Especially after 2020, my curatorial practice has focused on creating a framework for thinking about how the emancipatory experience can be articulated within the so-called post-socialist space and beyond. I've had doubts about the adequacy of the term "post-socialism" for describing the diverse geographies that have experienced historical socialism. Thus I'm interested in the social organization of time, politics and artistic practices during the so-called transition. I'm curious about how the concept of work and leisure is changing, about different forms of labor unrest and strikes. After 2020 I wrote several essays and curated a few exhibitions on these topics. In this sense, I'm currently working on the Matter of Art Biennial in Prague in 2024, focusing on these themes. My co-curator, Katalin Erdődi, and I are finalizing our curatorial framework, which combines interest in social movements in urban and rural settings, solidarity, anti-colonial approaches, health and workers' leisure, as well as queer and crip theories..
Fragment of the exhibition A Secret Museum of Workers Movement, Artist-run space hoast, Vienna, 2021
And the final question about the new nomadic reality – you migrated to Europe at different times. Please briefly share the reasons and the history of your migration trajectories and also outline your immediate plans.
I moved to Vilnius in 2009 to study at the . Later I lived and studied in Stockholm and currently I live and work in Vienna. I have always been actively engaged in work in Minsk, particularly with "Work Hard! Play Hard!" and also with other projects. Even now, when it's almost impossible, I continue to collaborate with various artists and cultural workers, platforms and initiatives from Belarus in exile. The only thing that helps me envision an uncertain future is the biennale; otherwise, the ongoing war and repression do not provide such opportunities, so any sort of long-term planning feels like a privilege.

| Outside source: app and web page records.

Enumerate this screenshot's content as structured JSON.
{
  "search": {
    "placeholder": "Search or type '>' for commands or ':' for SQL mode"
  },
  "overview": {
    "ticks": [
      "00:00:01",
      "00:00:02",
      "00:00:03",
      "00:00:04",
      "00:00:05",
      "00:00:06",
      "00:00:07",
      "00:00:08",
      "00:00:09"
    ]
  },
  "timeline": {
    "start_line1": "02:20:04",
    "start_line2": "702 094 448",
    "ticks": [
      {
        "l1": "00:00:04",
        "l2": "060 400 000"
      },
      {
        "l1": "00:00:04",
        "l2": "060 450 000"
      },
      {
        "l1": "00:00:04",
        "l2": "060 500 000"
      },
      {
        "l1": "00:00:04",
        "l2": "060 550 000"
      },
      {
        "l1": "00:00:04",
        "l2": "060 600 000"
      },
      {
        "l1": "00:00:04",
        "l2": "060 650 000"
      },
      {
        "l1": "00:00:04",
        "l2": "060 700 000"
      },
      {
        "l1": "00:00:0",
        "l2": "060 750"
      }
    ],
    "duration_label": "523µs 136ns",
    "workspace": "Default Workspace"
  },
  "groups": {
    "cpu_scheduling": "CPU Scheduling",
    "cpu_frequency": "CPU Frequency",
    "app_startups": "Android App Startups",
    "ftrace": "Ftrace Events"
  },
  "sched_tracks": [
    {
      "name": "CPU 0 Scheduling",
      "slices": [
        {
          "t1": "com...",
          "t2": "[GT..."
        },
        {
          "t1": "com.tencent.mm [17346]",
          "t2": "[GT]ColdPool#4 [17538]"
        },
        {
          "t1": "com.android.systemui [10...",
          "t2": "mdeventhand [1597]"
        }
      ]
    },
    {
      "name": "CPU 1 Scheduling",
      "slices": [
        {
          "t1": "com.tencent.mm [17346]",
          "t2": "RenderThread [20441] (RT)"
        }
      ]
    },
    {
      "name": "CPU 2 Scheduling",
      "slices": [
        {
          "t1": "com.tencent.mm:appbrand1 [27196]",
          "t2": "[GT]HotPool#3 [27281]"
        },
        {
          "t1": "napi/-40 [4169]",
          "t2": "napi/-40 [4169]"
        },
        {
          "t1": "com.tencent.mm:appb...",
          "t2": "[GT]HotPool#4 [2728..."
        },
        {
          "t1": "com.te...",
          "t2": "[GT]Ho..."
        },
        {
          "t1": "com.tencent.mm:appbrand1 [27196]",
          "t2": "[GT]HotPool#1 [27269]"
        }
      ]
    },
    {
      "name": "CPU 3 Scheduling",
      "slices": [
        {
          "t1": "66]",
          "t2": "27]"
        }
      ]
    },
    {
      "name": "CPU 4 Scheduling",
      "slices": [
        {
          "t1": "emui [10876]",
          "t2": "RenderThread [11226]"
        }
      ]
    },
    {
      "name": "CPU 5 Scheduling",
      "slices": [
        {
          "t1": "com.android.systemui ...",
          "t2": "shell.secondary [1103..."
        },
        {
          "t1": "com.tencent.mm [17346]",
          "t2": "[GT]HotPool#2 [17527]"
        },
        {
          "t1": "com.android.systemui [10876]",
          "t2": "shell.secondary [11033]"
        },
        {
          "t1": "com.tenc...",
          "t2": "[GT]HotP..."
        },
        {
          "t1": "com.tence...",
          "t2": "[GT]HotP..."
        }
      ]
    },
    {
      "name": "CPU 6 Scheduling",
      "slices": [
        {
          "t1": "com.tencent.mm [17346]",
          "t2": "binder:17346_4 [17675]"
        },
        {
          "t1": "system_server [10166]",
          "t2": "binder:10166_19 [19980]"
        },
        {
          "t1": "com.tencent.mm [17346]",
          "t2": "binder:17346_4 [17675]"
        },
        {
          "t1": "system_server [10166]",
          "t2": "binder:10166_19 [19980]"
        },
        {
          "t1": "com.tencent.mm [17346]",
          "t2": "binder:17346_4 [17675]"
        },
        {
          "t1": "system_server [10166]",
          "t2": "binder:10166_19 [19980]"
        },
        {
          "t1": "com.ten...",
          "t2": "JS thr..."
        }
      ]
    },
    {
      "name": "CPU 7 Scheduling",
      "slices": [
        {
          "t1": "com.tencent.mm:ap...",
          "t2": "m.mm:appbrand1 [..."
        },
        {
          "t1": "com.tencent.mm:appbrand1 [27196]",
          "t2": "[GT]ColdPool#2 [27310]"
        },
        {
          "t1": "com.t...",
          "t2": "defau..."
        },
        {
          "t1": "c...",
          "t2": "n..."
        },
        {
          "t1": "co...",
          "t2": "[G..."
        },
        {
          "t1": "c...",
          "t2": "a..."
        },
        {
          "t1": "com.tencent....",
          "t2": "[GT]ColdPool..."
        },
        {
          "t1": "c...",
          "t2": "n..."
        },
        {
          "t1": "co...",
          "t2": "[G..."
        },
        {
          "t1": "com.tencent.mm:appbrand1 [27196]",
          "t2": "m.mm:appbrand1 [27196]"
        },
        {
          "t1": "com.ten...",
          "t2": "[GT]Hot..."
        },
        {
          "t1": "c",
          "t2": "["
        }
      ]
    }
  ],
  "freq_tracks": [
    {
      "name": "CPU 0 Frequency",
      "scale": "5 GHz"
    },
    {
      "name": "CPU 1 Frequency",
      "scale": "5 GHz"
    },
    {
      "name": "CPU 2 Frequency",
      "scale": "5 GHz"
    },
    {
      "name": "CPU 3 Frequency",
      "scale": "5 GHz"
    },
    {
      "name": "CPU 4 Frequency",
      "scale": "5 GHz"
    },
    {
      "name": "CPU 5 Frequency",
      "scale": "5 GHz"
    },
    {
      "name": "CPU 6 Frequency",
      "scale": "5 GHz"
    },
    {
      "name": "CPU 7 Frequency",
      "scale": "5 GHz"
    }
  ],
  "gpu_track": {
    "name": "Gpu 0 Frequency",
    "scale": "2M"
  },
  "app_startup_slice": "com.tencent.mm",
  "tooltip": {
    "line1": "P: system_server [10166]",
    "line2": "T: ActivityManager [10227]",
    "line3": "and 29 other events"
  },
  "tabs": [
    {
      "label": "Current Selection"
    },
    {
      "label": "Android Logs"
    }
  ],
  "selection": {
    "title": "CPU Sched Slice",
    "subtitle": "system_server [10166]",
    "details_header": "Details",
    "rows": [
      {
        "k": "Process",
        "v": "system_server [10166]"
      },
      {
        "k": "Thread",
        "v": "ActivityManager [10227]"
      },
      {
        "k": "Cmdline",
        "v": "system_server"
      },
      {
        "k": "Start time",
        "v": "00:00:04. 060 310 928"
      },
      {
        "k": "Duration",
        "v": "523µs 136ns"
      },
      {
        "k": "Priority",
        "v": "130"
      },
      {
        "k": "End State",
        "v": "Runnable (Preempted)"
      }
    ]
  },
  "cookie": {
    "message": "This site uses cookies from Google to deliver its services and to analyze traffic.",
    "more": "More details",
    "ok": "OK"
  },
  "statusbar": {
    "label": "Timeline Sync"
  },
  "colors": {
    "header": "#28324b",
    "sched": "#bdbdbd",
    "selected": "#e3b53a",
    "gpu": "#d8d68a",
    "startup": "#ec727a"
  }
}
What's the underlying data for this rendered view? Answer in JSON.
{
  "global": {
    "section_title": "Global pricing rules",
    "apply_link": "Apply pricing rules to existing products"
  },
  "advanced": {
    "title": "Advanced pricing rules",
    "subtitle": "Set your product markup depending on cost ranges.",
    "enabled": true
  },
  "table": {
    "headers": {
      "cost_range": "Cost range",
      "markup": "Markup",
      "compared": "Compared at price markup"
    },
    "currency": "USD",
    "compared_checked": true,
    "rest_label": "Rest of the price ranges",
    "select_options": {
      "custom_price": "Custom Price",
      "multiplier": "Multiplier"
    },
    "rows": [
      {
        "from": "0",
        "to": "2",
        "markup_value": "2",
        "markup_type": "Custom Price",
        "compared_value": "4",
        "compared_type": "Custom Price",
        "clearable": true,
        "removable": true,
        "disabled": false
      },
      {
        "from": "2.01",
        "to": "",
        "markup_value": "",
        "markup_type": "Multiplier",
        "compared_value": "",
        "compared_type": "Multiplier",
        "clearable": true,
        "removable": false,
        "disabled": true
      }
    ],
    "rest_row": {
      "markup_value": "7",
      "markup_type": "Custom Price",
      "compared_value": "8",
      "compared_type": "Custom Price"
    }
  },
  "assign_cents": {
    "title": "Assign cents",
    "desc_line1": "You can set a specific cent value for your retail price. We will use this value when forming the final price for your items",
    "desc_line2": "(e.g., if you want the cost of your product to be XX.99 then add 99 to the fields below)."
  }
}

I, as well as a lot of other cultural workers in Belarus, have operated on a nomadic basis for a long time. I believe this has always been a distinctive feature of contemporary Belarusian art. However, since 2021, I cannot return to Minsk or Mahilyow. My travel geography is extensive – Kyiv, Dnipro, Warsaw, Berlin, Vilnius, and so on. A couple of months ago I realized that I hadn't been anywhere for more than two weeks in the past two years. I agree with Aleksei; having long-term planning horizons today is a significant privilege.